------ Entries provided

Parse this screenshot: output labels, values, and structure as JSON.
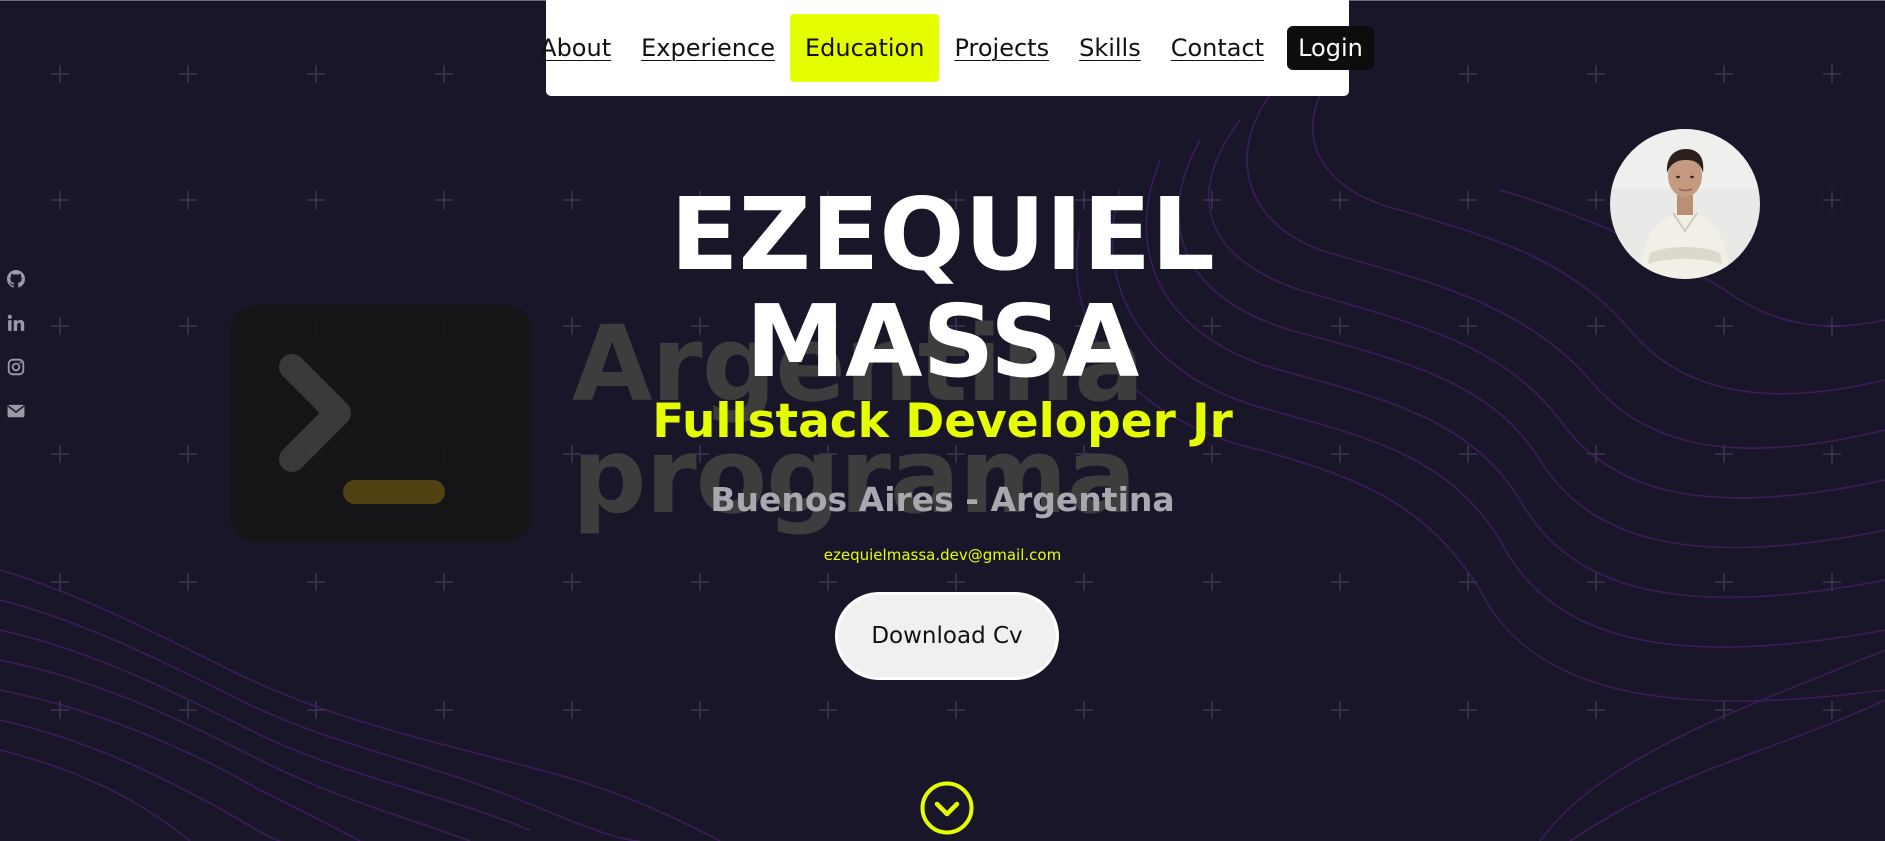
{
  "nav": {
    "links": [
      {
        "label": "About",
        "active": false
      },
      {
        "label": "Experience",
        "active": false
      },
      {
        "label": "Education",
        "active": true
      },
      {
        "label": "Projects",
        "active": false
      },
      {
        "label": "Skills",
        "active": false
      },
      {
        "label": "Contact",
        "active": false
      }
    ],
    "login_label": "Login"
  },
  "social": [
    "github-icon",
    "linkedin-icon",
    "instagram-icon",
    "mail-icon"
  ],
  "background": {
    "logo_line1": "Argentina",
    "logo_line2": "programa"
  },
  "hero": {
    "first_name": "EZEQUIEL",
    "last_name": "MASSA",
    "role": "Fullstack Developer Jr",
    "location": "Buenos Aires - Argentina",
    "email": "ezequielmassa.dev@gmail.com",
    "cv_button": "Download Cv"
  },
  "colors": {
    "accent": "#e6ff00",
    "background": "#19162a",
    "nav_background": "#ffffff",
    "login_background": "#0d0d0d"
  },
  "icons": {
    "scroll": "chevron-down-circle-icon",
    "avatar": "profile-photo"
  }
}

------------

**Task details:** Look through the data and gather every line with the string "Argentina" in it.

**Task result:**
    "logo_line1": "Argentina",
    "location": "Buenos Aires - Argentina",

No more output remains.